Hyrum is a small community in the Southern part of Cache Valley, Utah.
History of Hyrum
A party of pioneers lead by Ira Allen established a settlement in Hyrum in the spring of 1960. The used logs and constructed 13 dugouts and one log home in a hill side where there was a water supply in the east bench. Permanent settlement had come to Cache Valley the year before, with the initial settlement in 1856 in Wellsville. This was abandoned for a time because of the Utah War.
Peter Maughan, church leader, visited the community and suggested it be moved to drier ground. A fort type construction was made along the current main street. This was with houses lining the street with windows and doors facing inward. By the fall of 1860 there were over 120 residents of Fort Hyrum.
After ground was plowed and crops put in, the next item of community business was establishing a canal for irrigation. Using only a spirit level and shovels they brought water from the Little Bear River, a distance of nine miles, in 21 working days. (Allen et al.)

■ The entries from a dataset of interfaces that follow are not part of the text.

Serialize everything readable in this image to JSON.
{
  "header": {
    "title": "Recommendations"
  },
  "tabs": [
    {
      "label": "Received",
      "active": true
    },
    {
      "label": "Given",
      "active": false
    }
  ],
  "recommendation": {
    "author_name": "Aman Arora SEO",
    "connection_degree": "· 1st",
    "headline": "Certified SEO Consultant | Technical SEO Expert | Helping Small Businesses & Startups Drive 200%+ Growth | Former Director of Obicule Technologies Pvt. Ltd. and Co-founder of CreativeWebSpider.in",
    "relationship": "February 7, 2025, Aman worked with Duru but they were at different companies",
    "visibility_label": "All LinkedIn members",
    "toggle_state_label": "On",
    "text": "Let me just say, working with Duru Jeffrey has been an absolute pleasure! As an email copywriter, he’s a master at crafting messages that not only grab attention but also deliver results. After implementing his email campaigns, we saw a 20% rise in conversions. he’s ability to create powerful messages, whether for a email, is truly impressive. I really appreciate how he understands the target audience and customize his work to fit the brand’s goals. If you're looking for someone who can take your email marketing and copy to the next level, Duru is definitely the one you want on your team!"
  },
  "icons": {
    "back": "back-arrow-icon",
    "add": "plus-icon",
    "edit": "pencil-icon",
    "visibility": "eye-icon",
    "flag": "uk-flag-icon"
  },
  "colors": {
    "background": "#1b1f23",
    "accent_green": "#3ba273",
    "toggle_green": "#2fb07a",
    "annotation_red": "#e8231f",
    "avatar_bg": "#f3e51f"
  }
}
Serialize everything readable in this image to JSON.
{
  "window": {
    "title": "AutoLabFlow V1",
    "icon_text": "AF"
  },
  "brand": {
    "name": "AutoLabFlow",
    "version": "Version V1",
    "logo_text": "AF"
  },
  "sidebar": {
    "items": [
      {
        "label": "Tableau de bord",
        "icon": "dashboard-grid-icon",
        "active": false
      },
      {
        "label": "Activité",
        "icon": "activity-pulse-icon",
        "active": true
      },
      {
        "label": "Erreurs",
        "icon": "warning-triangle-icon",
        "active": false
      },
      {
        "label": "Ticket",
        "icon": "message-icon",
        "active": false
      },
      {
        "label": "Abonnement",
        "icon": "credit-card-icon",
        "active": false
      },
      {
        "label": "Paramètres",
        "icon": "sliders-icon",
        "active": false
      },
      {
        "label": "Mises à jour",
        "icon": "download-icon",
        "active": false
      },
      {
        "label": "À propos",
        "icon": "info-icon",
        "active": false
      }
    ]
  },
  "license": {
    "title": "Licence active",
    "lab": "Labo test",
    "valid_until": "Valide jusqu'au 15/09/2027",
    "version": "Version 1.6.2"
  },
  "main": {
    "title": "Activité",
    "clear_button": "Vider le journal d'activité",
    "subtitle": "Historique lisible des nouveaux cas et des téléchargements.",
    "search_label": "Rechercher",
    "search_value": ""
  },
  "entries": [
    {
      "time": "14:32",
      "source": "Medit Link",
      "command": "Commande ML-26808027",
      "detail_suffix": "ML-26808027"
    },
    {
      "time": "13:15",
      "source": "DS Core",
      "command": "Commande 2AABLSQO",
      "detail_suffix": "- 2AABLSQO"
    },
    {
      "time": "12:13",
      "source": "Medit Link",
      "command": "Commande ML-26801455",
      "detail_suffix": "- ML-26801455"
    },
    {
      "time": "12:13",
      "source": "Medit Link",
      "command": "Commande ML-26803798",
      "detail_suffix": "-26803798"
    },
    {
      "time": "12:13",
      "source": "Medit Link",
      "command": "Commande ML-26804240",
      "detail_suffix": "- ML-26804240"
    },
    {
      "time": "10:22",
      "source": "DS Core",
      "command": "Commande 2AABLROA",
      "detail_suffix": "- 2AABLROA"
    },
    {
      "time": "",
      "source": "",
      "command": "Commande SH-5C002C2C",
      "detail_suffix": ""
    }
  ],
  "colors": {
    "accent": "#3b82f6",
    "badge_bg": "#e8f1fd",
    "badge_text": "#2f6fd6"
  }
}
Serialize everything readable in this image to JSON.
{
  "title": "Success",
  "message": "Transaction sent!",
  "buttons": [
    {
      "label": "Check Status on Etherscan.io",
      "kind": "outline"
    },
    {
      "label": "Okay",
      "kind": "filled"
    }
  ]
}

Cache Valley was Shoshone Bannock country. The Native Americans continued to hunt and live in this area after the settlers arrived. The settlement was an encroachment upon their territory which they tolerated. The general policy was to feed the Indians rather than fight them. Several different parties came through the area, gathering choke cherries, or hunting. One time a group stole several horses. A group of “Minutemen” from Hyrum were able to recover them. Native American issues continued until the Bear River Massacre of 1863. Colonel Patrick Connor led a group of 400 troops from Fort Douglas in Salt Lake and attacked the Indians in the northern part of Cache Valley. After this the residents of Hyrum no longer had to live in the fort.